But are they possible? In 2015, two Japanese physicists, Haruki Watanabe and Masaki Oshikawa, looked carefully at Wilczek’s argument and found that it didn’t quite stack up. They proved that it is impossible to create a time crystal from any system in its lowest-energy state. The order promised by this kind of spontaneous, wavelike cycling of configurations is a mirage.
That isn’t the end of the story, though. There was a loophole in the argument of Watanabe and Oshikawa, as they acknowledged themselves: you can get oscillations of the kind Wilczek proposed if a system is not in its lowest-energy state. In that case, there needs to be some source of energy to drive the system into a higher-energy state—which is to say, to drive it away from equilibrium.
But this possibility is well known, the Japanese researchers said. Non-equilibrium oscillations are precisely what we see in the chemical clock reaction and in other chemical waves.

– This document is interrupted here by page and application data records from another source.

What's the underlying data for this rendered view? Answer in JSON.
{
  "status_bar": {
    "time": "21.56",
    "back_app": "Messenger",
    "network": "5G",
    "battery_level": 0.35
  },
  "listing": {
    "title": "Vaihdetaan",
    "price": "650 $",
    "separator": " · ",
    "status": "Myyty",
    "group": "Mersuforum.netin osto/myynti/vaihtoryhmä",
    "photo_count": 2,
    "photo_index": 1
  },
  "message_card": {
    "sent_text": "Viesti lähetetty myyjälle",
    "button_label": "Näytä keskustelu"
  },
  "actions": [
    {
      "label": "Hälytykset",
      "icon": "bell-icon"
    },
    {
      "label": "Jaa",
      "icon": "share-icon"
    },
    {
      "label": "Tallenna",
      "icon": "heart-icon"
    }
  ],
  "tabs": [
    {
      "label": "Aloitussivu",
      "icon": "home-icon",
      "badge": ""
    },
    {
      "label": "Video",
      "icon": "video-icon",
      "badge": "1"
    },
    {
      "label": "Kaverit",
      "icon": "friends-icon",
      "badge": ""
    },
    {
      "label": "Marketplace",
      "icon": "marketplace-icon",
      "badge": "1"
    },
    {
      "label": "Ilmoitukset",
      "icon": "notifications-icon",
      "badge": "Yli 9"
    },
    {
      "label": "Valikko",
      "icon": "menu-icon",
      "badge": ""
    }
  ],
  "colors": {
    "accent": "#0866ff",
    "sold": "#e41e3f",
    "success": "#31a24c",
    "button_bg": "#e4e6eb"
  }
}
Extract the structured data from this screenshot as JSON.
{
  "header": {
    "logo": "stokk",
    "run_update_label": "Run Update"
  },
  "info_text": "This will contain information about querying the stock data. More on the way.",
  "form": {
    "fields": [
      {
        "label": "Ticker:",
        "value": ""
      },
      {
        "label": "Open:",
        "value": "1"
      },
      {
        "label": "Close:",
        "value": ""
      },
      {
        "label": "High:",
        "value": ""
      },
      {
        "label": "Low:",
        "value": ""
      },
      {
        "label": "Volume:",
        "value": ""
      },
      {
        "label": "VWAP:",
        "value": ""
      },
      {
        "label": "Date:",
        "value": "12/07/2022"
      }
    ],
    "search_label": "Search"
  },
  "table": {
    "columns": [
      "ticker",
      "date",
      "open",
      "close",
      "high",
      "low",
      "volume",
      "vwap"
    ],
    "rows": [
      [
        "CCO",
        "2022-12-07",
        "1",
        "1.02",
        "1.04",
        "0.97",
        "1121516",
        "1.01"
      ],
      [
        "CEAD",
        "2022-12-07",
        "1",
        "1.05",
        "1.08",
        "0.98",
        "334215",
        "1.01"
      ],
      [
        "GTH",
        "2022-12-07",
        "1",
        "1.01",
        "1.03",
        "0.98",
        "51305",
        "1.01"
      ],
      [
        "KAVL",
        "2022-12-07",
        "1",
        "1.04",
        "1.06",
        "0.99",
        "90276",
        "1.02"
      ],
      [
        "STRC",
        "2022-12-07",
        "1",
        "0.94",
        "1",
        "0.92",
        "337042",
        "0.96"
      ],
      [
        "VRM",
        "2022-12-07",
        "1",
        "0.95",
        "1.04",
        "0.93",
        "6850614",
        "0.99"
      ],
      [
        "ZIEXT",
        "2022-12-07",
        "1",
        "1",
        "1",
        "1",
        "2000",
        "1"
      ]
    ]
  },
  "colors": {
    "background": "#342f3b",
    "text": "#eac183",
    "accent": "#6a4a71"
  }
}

In fact, we see such spontaneous oscillations throughout nature: in heartbeats, say, and in the cyclic rise and fall of populations of predators and their prey. Such things “should not be called time crystals without further justification,” Watanabe and Oshikawa wrote.
Yet Wilczek’s term seems just too catchy to ditch, and two teams of physicists have retained it for demonstrations that jump through the loophole left by the Japanese physicists’ work. Their two papers, both just published in Nature, report the experimental creation of such “non-equilibrium time crystals” (links below*). Both groups have made them from arrays of so-called “atomic spins”: basically atoms that have a quantum property called spin, making them crudely analogous to compass needles. In these time crystals, the “compass needles” rotate over time, coming back into alignment at regular intervals. But to make that happen, the researchers must deliver kicks to the spins, provided by a laser or pulses of microwaves, to keep them out of equilibrium. The time crystals are sustained only by constant kicking, even though—crucially—their oscillation doesn’t match the rhythm of the kicking.
The experiments are ingenious and the results show that this modified version of Wilczek’s vision is feasible. But are we right to award the new findings this eye-catching new label, or are they really just a new example of a phenomenon that has been going on since the first primeval heart started beating? If these fancy arrangements of quantum spins deserve to be called time crystals, can we then say that we each already have a time crystal pulsing inside of us, keeping us alive?